*Records from a dataset*
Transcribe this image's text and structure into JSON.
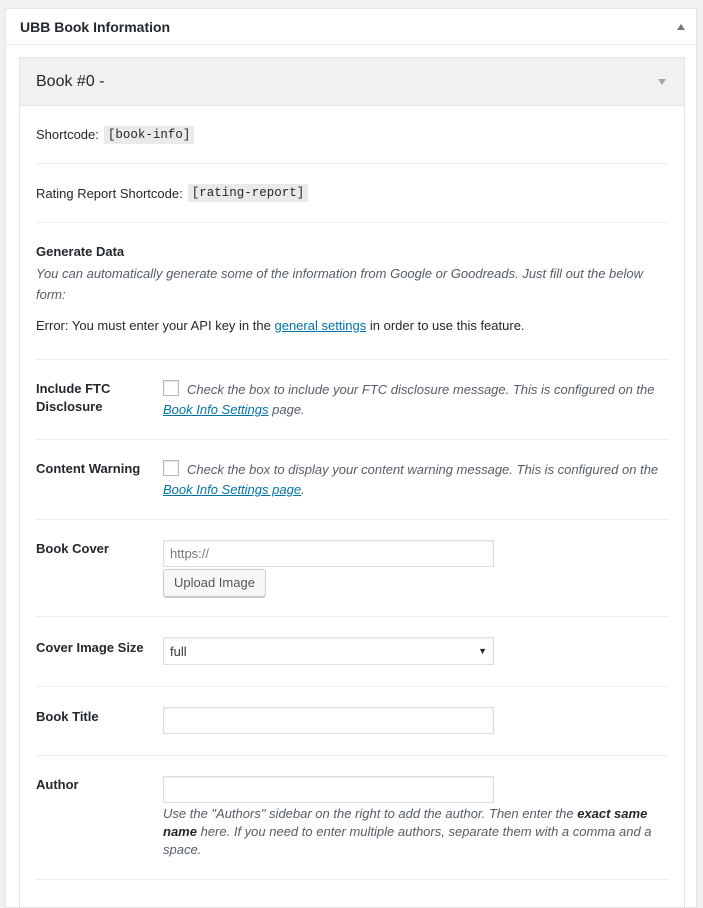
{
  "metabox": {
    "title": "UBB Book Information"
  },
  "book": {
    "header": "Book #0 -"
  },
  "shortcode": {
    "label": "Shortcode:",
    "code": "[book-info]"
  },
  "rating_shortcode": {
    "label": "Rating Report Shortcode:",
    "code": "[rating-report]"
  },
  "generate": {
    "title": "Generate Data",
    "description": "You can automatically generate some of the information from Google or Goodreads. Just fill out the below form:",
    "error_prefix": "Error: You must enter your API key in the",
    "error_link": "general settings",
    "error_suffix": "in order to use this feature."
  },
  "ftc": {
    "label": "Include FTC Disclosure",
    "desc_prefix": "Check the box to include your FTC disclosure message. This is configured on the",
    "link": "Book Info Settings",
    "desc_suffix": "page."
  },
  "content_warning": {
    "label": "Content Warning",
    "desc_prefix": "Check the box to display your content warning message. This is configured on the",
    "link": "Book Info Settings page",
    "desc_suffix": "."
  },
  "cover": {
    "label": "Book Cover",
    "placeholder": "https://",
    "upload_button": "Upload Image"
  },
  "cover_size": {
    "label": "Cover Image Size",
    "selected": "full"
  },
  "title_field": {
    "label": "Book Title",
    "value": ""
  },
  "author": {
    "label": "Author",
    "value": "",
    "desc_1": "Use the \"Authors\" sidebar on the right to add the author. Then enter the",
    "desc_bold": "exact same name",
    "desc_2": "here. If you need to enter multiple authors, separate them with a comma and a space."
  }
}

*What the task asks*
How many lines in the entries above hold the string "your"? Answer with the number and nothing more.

*Output of the exercise*
3